# Work task
With pictures omitted, copy exactly the lines from the one containing "What's the underlying" through the end of the records below.

[Data items]
------------------------------------------------------------

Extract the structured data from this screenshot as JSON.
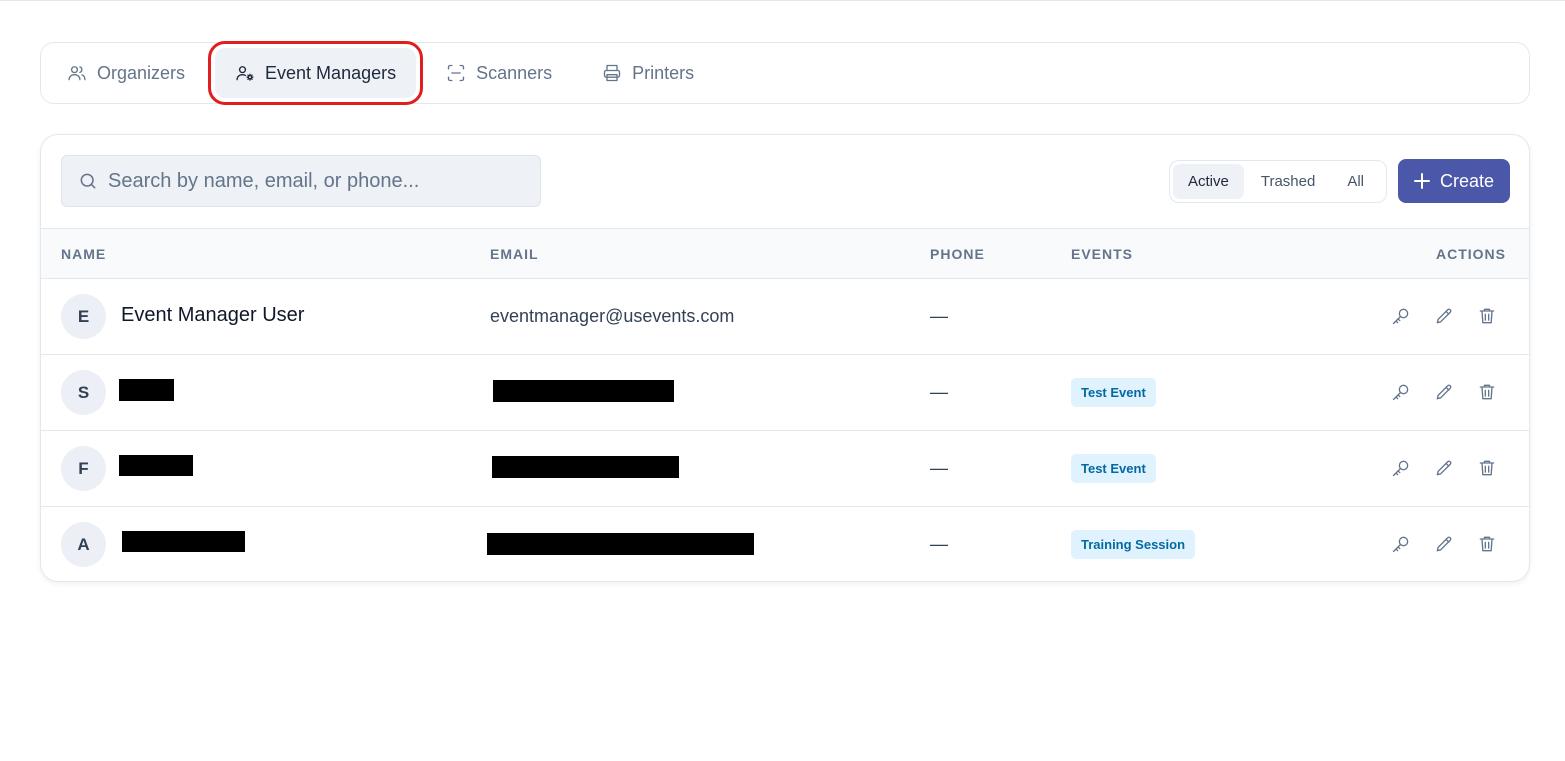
{
  "tabs": [
    {
      "label": "Organizers",
      "icon": "users-icon",
      "selected": false
    },
    {
      "label": "Event Managers",
      "icon": "user-gear-icon",
      "selected": true
    },
    {
      "label": "Scanners",
      "icon": "scan-icon",
      "selected": false
    },
    {
      "label": "Printers",
      "icon": "printer-icon",
      "selected": false
    }
  ],
  "search": {
    "placeholder": "Search by name, email, or phone...",
    "value": ""
  },
  "filters": [
    {
      "label": "Active",
      "selected": true
    },
    {
      "label": "Trashed",
      "selected": false
    },
    {
      "label": "All",
      "selected": false
    }
  ],
  "create_label": "Create",
  "columns": {
    "name": "NAME",
    "email": "EMAIL",
    "phone": "PHONE",
    "events": "EVENTS",
    "actions": "ACTIONS"
  },
  "rows": [
    {
      "initial": "E",
      "name": "Event Manager User",
      "email": "eventmanager@usevents.com",
      "phone": "—",
      "event": ""
    },
    {
      "initial": "S",
      "name": "",
      "email": "",
      "phone": "—",
      "event": "Test Event"
    },
    {
      "initial": "F",
      "name": "",
      "email": "",
      "phone": "—",
      "event": "Test Event"
    },
    {
      "initial": "A",
      "name": "",
      "email": "",
      "phone": "—",
      "event": "Training Session"
    }
  ],
  "colors": {
    "accent": "#4b57a8",
    "highlight_outline": "#e11d1d",
    "badge_bg": "#e0f2fe",
    "badge_text": "#0369a1"
  }
}
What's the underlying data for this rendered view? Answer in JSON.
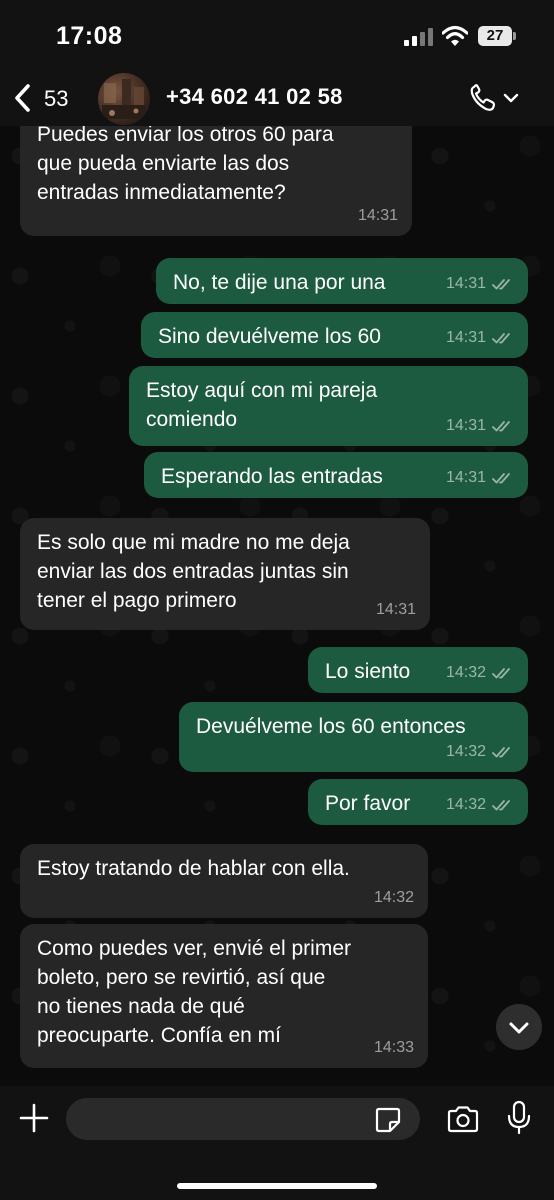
{
  "status_bar": {
    "time": "17:08",
    "battery": "27"
  },
  "header": {
    "back_count": "53",
    "contact": "+34 602 41 02 58"
  },
  "messages": [
    {
      "dir": "in",
      "text": "Puedes enviar los otros 60 para\nque pueda enviarte las dos\nentradas inmediatamente?",
      "time": "14:31"
    },
    {
      "dir": "out",
      "text": "No, te dije una por una",
      "time": "14:31"
    },
    {
      "dir": "out",
      "text": "Sino devuélveme los 60",
      "time": "14:31"
    },
    {
      "dir": "out",
      "text": "Estoy aquí con mi pareja\ncomiendo",
      "time": "14:31"
    },
    {
      "dir": "out",
      "text": "Esperando las entradas",
      "time": "14:31"
    },
    {
      "dir": "in",
      "text": "Es solo que mi madre no me deja\nenviar las dos entradas juntas sin\ntener el pago primero",
      "time": "14:31"
    },
    {
      "dir": "out",
      "text": "Lo siento",
      "time": "14:32"
    },
    {
      "dir": "out",
      "text": "Devuélveme los 60 entonces",
      "time": "14:32"
    },
    {
      "dir": "out",
      "text": "Por favor",
      "time": "14:32"
    },
    {
      "dir": "in",
      "text": "Estoy tratando de hablar con ella.",
      "time": "14:32"
    },
    {
      "dir": "in",
      "text": "Como puedes ver, envié el primer\nboleto, pero se revirtió, así que\nno tienes nada de qué\npreocuparte. Confía en mí",
      "time": "14:33"
    }
  ],
  "input": {
    "value": "",
    "placeholder": ""
  },
  "colors": {
    "outgoing_bubble": "#1d5b41",
    "incoming_bubble": "#262626",
    "background": "#0b0b0b"
  }
}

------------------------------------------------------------

# Exercise response
What's the underlying data for this rendered view? Answer in JSON.
{
  "status_bar": {
    "time": "17:08",
    "battery": "27"
  },
  "header": {
    "back_count": "53",
    "contact": "+34 602 41 02 58"
  },
  "messages": [
    {
      "dir": "in",
      "text": "Puedes enviar los otros 60 para\nque pueda enviarte las dos\nentradas inmediatamente?",
      "time": "14:31"
    },
    {
      "dir": "out",
      "text": "No, te dije una por una",
      "time": "14:31"
    },
    {
      "dir": "out",
      "text": "Sino devuélveme los 60",
      "time": "14:31"
    },
    {
      "dir": "out",
      "text": "Estoy aquí con mi pareja\ncomiendo",
      "time": "14:31"
    },
    {
      "dir": "out",
      "text": "Esperando las entradas",
      "time": "14:31"
    },
    {
      "dir": "in",
      "text": "Es solo que mi madre no me deja\nenviar las dos entradas juntas sin\ntener el pago primero",
      "time": "14:31"
    },
    {
      "dir": "out",
      "text": "Lo siento",
      "time": "14:32"
    },
    {
      "dir": "out",
      "text": "Devuélveme los 60 entonces",
      "time": "14:32"
    },
    {
      "dir": "out",
      "text": "Por favor",
      "time": "14:32"
    },
    {
      "dir": "in",
      "text": "Estoy tratando de hablar con ella.",
      "time": "14:32"
    },
    {
      "dir": "in",
      "text": "Como puedes ver, envié el primer\nboleto, pero se revirtió, así que\nno tienes nada de qué\npreocuparte. Confía en mí",
      "time": "14:33"
    }
  ],
  "input": {
    "value": "",
    "placeholder": ""
  },
  "colors": {
    "outgoing_bubble": "#1d5b41",
    "incoming_bubble": "#262626",
    "background": "#0b0b0b"
  }
}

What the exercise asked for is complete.